People living in a northern climate who struggle with shoveling winter snow, starting frozen vehicles, and driving in icy conditions may understandably wish that winter could be milder. However, that longed-for mild winter could come with quite a few disadvantages.
The damp cold of a mild winter makes bones ache, and colds and the flu become rampant because there is no freezing cold to kill off viruses and bacteria. Instead of crisp, dry snow, mild winters bring miserable, wet slush. Children remain caged indoors with their noses glued to the windows, watching endless streams of never-ending sleet or rain instead of getting healthy outdoor exercise, and adults are not inclined to go outside either.
In the after-Christmas retail slump, stores depend on sales of winter paraphernalia such as snow shovels, anti freeze, and snow tires to maintain their cash flow. With less snow on the ski slopes, there will be less demand for ski and snowboarding gear, and ski resort operators could go into the red.
One product which is particularly sensitive to mild winters is ice wine, a sweet dessert wine produced from the juice of grapes left to freeze on the vine. The Guardian reports that mild winters have been causing challenges for vineyards which produce ice wine because the timing of the frozen grape harvest is crucial. If the harvest is delayed, the quality of the grapes will deteriorate, and the resulting stress on the vines may adversely effect grape production in subsequent years.
Mild winters can also have harmful effects on other growing things. During a mild winter, the ground does not stay frozen, but is subjected to alternate bouts of freezing and thawing. According to The Earth Care Manual this alternation of freeze and thaw may cause perennial plants to heave up out of the ground, and result in damage to plant crowns. Some plants may be fooled into sending out spring shoots early, only to be frozen again by a subsequent frost. This damages young shoots and actually delays spring growth. Also, some fruit trees require a cold winter combined with a hot summer to produce a good crop of summer fruit.
Cold winters benefit horticulture by killing off insects and fungi which cause plant disease. The extension department of the University of Illinois reports that mild winters allow fungi, which cause over 80 percent of plant diseases, to thrive on decaying plants. Unseasonably warm temperatures also allow the spread of harmful insects. Overwintering insects produce enough larvae to compensate for the high mortality rate normally caused by freezing temperatures. For example, 80 percent of codling moth larvae die during a typical winter, so if the larvae are not killed by freezing winters, there will be 80 percent more of these pests the following summer.

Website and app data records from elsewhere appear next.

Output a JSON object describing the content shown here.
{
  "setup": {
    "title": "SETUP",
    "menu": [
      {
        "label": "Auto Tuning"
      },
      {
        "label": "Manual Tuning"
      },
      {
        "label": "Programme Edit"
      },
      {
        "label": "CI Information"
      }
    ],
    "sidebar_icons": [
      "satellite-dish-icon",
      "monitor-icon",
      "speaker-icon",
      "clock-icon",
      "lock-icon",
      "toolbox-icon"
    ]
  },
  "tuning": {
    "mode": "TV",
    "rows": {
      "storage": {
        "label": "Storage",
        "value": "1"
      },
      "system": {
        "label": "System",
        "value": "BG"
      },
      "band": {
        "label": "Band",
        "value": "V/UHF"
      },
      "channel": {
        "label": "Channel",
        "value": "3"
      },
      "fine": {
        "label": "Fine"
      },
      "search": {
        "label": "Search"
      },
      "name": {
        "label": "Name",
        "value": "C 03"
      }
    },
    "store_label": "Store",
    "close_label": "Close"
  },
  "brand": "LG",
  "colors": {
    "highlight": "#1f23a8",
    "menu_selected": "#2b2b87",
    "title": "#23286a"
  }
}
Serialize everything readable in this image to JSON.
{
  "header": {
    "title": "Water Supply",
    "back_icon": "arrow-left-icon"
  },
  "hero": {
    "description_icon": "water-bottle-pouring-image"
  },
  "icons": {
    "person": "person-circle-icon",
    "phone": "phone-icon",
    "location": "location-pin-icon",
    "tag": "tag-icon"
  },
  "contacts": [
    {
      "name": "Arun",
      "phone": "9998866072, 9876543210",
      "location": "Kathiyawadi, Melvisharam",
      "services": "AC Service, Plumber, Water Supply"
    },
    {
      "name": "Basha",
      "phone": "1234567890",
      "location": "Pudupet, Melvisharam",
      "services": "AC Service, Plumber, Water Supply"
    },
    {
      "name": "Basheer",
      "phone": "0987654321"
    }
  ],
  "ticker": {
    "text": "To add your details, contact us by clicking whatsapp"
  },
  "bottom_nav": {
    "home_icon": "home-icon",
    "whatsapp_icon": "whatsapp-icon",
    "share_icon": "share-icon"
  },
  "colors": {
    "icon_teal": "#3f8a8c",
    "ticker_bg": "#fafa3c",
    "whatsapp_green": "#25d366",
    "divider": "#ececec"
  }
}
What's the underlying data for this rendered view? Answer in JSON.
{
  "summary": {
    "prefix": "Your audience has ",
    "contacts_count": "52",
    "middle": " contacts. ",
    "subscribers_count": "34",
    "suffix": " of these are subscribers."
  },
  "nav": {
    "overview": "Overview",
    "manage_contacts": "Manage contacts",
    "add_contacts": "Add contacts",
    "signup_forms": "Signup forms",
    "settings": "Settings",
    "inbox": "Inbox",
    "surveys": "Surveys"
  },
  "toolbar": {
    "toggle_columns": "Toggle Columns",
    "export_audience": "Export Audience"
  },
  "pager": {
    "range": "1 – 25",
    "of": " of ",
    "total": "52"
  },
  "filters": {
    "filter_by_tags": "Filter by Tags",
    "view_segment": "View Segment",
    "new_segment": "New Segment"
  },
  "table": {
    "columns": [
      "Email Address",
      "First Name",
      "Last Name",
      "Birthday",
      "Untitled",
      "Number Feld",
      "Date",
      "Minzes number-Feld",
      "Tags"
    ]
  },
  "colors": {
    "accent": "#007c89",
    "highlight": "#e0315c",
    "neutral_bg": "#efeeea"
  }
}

Possible consequences of higher levels of plant disease and insect pests include increased use of pesticide and fungicide by farmers, produce shortages, and higher fruit and vegetable prices for the consumer.
So welcome cold winters. They are good for people, the economy, and the environment.